11 12 Maskīn al-, Mattá in: Orthodox Prayer Life. An Interior Way. p. 10
13 AWR 2006, 25 Art. 48
14 See Wikipedia
15 RNSAW 2002, 47 Art. 16
16 RNSAW 2002, 47 Art. 17
17 Maskīn al-, Mattá in: 18 AWR 2003, 41 Art. 21
19 RNSAW 2002, 50 Art. 26
20 AWR 2003, 41, Art. 21
21 RNSAW 2001, 51 Art. 13
22 RNSAW 2000, 29 Art. 11
23 RNSAW 2002, 50 Art. 26
24 AWR 2003, 41, Art. 21
25 Watson, John in: Independent Newspapers UK, June 27, 2006 26 Mattá al-Maskīn: Christian Unity. p. 18
27 RNSAW 1998, 50 Art. 10
Biographical references:
- AWR reports mentioning Mattá al-Maskīn
- Hulsman, Cornelis: Reviving an Ancient Faith. Two Strong-Willed Reformers Bring Coptic Orthodoxy Back to Life. In: Christianity Today. December 2001 [AWR 2001, 51 Art. 13]
- Maskīn al-, Mattá: Al-Kanīsa wa-al-dawla. St. Macarius, 1963
- Maskīn al-, Mattá: Christian Unity. St. Macarius, 1997
- Monastery of St. Macarius: (06.03.2007)
- Pope Shenouda III, official website:
- Rubenson, Samuel: Tradition and Renewal in Coptic Theology. The Influence of the Theological Writings of Father Matta al-Miskin. St. Macarius, 2007
- Watson, John: Fr Matta elMeskeen. In: Newspapers UK, June 27, 2006
- Website of Mattá al-Maskīn followers:
- Wikipedia: Matta el-Meskeen in: (28.02.2007)

Further Reading:
- Hasan, S.S.: Christians versus Muslims in Modern Egypt: The Century-Long Struggle for Coptic Equality. Oxford, 2003
- Watson, John: Abouna Matta El Meskeen. Contemporary Desert Mystic. In: Coptic Church Review.
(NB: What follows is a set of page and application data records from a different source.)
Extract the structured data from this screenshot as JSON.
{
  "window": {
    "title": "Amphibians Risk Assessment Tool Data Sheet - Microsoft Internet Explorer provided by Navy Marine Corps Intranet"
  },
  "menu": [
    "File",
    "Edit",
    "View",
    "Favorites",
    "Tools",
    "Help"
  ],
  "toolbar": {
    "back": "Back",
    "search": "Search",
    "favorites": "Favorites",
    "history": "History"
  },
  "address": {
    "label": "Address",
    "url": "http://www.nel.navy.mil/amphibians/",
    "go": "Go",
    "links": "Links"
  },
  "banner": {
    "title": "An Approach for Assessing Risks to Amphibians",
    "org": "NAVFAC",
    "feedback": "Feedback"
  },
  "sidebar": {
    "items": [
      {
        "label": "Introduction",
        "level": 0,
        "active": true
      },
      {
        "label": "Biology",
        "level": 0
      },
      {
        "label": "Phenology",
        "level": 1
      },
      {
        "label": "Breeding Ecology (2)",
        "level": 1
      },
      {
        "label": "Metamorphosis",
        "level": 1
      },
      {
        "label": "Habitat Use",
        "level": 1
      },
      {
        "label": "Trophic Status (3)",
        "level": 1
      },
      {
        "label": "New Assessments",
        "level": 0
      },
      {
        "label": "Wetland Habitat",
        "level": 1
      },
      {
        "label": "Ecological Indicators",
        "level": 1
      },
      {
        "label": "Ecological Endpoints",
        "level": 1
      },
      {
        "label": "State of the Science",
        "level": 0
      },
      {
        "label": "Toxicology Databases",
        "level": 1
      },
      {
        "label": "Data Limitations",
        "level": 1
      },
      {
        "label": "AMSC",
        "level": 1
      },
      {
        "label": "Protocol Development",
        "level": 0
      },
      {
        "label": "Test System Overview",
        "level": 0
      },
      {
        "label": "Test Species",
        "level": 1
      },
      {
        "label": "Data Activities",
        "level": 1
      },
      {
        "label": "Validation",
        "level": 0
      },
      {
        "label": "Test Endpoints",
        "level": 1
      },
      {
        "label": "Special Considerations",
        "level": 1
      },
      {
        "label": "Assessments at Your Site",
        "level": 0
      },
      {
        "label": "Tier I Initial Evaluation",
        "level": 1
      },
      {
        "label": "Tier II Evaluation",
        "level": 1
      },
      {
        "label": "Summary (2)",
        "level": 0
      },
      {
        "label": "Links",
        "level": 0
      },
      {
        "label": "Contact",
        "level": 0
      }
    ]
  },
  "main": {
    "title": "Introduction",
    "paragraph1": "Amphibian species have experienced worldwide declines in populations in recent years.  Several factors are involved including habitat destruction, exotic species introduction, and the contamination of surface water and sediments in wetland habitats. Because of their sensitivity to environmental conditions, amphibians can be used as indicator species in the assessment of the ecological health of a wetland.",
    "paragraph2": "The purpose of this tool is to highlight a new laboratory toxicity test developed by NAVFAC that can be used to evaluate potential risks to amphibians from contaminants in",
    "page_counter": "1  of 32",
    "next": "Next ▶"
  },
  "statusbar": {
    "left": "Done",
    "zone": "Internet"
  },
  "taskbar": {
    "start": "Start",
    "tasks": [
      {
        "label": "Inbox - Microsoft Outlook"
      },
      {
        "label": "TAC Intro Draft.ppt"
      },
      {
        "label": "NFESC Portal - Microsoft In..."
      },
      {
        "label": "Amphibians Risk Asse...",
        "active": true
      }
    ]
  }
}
Vol.27, No. 3 & 4, Fall & Winter 2006. S. 66-92

Contact Information
Nationality: Egyptian
Katrin Koehler, March 2007